Before my first day teaching at a Kenyan children’s hospital, an American friend warned me of the intensity with which my fellow pediatricians would question the medical students. “It’s uncomfortable,” she said, lips quirking to one side. I assumed that I knew what she meant: that, at the bedside, the line between teaching and humiliation can be blurred. And moreover, that despite borders and cultures dividing global medicine, some experiences are universal.
The first patient I saw that day was a little boy, six years old, lying in a bed on the far side of the ward, beneath a large window. Sunlight streamed in, illuminating a massive, ulcerating jaw tumor—a classic example of endemic Burkitt lymphoma, curable but disfiguring. I thought of my own son, skipping off to his Kenyan school, and I reminded myself sternly, “I am supposed to be prepared for this.” Icy sweat trickled down the back of my neck. Yet I was not prepared for this. Observing my colleague as he examined the patient, I wondered when I had last relied solely on a physical examination to make critical treatment decisions, without recourse to laboratory studies or imaging. This was a different, humbling sort of discomfort.
Moving on, the next patient on the ward had hemophilia and a joint bleed. Such cases, I quickly learned, were uncommon, appearing only every few years. I asked the students what they already knew about hemophilia. Hands flew up into the air. The students shyly described the pathophysiology. One sketched the clotting cascade in a tiny reporter’s notebook and passed it around the group. “How would you manage this patient?” I asked. Some shuffled their feet. Others looked at the floor, a time-honored, if ineffective, method of disappearing under the teacher’s nose. When the silence persisted, my colleague called for answers from individual students by name. Each student was then permitted to “phone a friend” for assistance—slightly embarrassing, perhaps, but not shameful. When the collective fount of knowledge finally ran dry, students scribbled down the remaining questions for later study. The definition of a rare disease might be relative, but the enthusiasm of medical students for studying the exotic appeared to be universal.
Finally, the discussion moved to treatment options. Without factor isolates, the only treatment available to manage the complications of hemophilia in the hospital was whole blood or packed red blood cells. I did not want to dwell on inaccessible technologies, but the students were astute. They perceived the gaps in both their knowledge and their resources. They did not pretend it was fair, but neither did they dwell on the unfairness when there was so much to learn and do.

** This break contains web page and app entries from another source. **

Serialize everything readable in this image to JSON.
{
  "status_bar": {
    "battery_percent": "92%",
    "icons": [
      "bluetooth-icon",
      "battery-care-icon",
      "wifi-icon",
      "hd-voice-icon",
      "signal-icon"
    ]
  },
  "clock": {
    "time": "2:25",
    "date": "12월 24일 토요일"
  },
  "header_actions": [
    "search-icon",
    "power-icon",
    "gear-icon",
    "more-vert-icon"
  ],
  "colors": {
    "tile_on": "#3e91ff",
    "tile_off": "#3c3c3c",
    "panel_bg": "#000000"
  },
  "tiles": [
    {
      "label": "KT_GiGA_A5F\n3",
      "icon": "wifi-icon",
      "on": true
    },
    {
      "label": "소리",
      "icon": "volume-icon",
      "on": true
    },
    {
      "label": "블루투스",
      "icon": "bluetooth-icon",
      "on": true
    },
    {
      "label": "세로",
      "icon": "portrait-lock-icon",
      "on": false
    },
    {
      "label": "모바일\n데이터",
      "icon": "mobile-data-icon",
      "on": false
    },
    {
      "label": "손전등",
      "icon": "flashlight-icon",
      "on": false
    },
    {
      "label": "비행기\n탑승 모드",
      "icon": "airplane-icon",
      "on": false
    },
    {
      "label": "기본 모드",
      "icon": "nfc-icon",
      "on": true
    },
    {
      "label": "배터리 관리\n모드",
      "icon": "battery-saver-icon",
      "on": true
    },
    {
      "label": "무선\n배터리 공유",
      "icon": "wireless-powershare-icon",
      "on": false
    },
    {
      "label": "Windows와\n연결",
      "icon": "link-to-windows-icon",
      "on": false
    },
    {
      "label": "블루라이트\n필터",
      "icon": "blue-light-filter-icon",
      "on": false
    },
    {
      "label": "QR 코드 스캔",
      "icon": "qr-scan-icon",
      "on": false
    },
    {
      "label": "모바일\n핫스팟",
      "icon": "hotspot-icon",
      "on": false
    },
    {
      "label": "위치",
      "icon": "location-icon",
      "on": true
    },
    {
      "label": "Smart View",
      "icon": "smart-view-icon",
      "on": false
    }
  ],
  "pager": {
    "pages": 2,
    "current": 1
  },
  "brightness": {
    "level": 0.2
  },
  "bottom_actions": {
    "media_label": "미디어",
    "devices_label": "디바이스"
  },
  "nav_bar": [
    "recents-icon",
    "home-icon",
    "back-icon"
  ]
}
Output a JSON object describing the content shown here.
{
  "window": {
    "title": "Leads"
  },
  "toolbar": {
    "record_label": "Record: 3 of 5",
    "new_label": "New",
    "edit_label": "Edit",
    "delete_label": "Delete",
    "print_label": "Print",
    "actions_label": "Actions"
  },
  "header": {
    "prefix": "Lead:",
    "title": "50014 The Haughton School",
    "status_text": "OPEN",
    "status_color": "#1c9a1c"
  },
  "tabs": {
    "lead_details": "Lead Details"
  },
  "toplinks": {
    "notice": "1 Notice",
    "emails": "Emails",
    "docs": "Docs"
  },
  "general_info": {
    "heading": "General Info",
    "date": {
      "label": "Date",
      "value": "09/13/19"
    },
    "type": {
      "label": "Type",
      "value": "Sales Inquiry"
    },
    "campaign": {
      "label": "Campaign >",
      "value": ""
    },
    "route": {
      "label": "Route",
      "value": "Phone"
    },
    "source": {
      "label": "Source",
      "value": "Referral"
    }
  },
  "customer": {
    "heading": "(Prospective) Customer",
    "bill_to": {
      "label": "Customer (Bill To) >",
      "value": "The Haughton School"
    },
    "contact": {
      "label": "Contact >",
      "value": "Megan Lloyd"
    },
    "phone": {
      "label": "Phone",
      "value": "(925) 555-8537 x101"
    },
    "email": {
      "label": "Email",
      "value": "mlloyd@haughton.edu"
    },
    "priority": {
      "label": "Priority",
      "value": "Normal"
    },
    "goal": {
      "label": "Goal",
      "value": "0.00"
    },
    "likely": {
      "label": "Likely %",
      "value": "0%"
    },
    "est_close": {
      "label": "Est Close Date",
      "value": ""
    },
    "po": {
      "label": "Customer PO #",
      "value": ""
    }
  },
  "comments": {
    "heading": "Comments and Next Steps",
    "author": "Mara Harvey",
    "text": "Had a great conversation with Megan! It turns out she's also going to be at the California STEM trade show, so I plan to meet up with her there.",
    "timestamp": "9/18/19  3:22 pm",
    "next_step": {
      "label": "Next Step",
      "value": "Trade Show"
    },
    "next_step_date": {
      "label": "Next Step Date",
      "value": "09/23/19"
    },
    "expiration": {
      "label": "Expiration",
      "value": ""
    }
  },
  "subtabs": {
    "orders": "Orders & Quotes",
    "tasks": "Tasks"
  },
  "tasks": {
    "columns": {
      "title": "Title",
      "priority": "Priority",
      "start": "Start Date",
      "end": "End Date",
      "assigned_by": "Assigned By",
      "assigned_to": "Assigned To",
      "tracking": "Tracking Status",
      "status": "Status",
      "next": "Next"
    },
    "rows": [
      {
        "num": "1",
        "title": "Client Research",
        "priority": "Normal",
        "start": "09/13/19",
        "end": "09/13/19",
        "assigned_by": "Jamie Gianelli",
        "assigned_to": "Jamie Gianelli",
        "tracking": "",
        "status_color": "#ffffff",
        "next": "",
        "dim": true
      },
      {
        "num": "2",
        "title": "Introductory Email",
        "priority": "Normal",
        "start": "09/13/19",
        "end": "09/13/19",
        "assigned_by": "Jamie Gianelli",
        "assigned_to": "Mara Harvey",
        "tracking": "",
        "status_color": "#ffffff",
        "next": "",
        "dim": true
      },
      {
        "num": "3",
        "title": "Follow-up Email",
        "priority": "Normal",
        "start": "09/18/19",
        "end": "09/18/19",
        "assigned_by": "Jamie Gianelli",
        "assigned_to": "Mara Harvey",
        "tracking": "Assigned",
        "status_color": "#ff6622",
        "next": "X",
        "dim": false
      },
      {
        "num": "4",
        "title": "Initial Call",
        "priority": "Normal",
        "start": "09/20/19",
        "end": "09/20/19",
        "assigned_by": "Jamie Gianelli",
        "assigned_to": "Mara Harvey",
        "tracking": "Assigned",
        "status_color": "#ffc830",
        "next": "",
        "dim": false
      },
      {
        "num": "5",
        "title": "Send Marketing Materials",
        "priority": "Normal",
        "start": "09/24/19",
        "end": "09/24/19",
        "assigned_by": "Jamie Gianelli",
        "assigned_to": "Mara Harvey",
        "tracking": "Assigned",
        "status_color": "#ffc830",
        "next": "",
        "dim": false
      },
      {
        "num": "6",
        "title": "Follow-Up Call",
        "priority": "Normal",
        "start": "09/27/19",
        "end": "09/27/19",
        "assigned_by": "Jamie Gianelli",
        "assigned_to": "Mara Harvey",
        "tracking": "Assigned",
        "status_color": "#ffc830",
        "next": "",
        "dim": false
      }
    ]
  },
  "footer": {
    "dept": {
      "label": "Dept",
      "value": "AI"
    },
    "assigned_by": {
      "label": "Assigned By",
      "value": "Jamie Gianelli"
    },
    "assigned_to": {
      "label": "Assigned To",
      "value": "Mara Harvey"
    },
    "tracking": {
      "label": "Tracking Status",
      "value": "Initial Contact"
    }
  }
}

There was real discomfort present, lingering in the silences between questions and answers, settling in where expectations went unmet. It was sometimes awkward, yes, but it was not humiliating, not cruel, not abusive. No one was berated for ignorance or chastised for a wrong answer. And yet, as I listened and learned myself, I began to think that this sort of discomfort was a good and necessary thing. These young not-quite-doctors were allowed to feel, truly, the chasm between what they knew and what they needed to know to become great healers. They were given time and space in which to appreciate the awesome nature of what they were undertaking as students of medicine.
I feel this discomfort too, I have realized. Whenever I considered how much I had to learn in Kenya, of course, but also each time I see a child with a rare tumor or an unusual complication. Each time protocols fail, forcing us to move beyond the clean bounds of gold standards. Each time I tell a family that nothing is certain about their child’s future, that we left the textbooks behind at the first relapse and are now beyond even case reports. While I was in Kenya, one of my patients was diagnosed with a second malignancy. It was—in my fluent second language of medicine—therapy-related. We caused it, but we do not know how to cure it.
I thought about this discomfort often when I returned home to my students and medical school. Like many institutions, we are still searching for balance. We place a great deal of weight on student satisfaction, yet students still report experiences of humiliation and mistreatment. And I fear that something crucial is lost if we regard discomfort as an unequivocally negative experience, if we fail as teachers to separate humility from humiliation.
Discomfort is good, and it is necessary. It reminds us to be humble when so many cultural forces are telling doctors and future doctors just the opposite. I teach my students this: It is far better to acknowledge the limits of one’s knowledge and skill—and the limits of scientific medicine—than pretend those limits do not exist or, worse, proceed ignorant of those limits.
Acknowledgments: The author wishes to thank Dr. Trevor Jensen for his help editing initial drafts of this essay.